### Task objective
Go through the records and report each line holding the string "verified".

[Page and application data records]
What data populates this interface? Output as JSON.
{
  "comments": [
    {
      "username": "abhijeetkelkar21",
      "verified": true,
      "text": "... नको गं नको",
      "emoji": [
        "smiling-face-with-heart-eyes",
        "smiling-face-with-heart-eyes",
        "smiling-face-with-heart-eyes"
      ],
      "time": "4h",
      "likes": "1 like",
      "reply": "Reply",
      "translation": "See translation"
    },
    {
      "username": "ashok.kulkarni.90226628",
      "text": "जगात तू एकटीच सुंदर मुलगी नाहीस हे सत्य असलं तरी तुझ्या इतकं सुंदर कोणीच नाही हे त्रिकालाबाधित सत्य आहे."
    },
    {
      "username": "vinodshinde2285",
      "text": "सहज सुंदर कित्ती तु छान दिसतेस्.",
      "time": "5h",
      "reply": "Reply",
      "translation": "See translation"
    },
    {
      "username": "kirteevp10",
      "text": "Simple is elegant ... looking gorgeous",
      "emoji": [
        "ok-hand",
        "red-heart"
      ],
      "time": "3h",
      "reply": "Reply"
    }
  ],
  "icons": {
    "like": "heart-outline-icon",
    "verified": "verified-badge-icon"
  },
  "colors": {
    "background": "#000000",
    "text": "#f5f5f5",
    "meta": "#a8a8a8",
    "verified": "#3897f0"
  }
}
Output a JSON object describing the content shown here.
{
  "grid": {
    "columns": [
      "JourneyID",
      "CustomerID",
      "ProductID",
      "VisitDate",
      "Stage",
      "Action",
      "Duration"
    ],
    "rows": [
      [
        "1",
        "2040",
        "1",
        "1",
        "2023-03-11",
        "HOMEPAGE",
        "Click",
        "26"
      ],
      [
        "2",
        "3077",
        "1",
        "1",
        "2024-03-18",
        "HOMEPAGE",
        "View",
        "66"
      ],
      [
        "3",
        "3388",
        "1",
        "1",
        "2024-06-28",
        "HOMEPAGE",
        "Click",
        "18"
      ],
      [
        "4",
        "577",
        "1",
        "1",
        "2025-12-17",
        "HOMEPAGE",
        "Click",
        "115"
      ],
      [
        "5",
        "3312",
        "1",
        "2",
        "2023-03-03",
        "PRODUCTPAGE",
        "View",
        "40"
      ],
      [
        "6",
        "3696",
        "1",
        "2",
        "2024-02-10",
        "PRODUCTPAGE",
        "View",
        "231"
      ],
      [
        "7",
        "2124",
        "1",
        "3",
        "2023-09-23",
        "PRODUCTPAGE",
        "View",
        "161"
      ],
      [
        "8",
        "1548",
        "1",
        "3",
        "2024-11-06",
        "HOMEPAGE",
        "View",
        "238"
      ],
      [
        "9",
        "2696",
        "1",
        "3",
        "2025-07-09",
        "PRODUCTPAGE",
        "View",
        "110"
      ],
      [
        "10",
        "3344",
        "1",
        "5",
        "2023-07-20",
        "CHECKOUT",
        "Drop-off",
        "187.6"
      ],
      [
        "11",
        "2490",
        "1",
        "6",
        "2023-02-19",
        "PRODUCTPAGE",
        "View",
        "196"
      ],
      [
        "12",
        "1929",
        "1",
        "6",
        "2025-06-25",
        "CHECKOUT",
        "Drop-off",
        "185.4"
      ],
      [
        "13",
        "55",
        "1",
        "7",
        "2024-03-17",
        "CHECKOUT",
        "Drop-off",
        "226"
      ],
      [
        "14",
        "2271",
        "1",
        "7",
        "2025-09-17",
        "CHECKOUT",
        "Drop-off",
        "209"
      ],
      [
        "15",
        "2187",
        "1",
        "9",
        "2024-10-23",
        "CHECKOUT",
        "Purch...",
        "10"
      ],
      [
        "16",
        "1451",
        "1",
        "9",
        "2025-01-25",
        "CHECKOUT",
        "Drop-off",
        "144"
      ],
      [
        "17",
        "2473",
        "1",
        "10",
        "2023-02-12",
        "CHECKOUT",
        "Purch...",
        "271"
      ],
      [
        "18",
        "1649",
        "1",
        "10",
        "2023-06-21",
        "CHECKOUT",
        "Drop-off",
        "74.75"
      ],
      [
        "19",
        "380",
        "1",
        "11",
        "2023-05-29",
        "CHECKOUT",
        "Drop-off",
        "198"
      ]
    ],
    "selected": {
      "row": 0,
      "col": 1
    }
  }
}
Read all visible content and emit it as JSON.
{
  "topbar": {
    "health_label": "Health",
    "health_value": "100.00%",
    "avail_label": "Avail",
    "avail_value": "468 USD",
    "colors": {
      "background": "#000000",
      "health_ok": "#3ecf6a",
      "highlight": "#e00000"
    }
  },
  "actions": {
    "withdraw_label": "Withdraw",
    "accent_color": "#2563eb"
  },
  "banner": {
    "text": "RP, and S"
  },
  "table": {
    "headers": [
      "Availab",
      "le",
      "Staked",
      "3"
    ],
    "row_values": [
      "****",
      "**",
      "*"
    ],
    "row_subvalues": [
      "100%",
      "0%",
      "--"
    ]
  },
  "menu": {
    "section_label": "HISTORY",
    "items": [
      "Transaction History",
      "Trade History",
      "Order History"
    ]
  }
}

### Expected answer
      "verified": true,
    "verified": "verified-badge-icon"
    "verified": "#3897f0"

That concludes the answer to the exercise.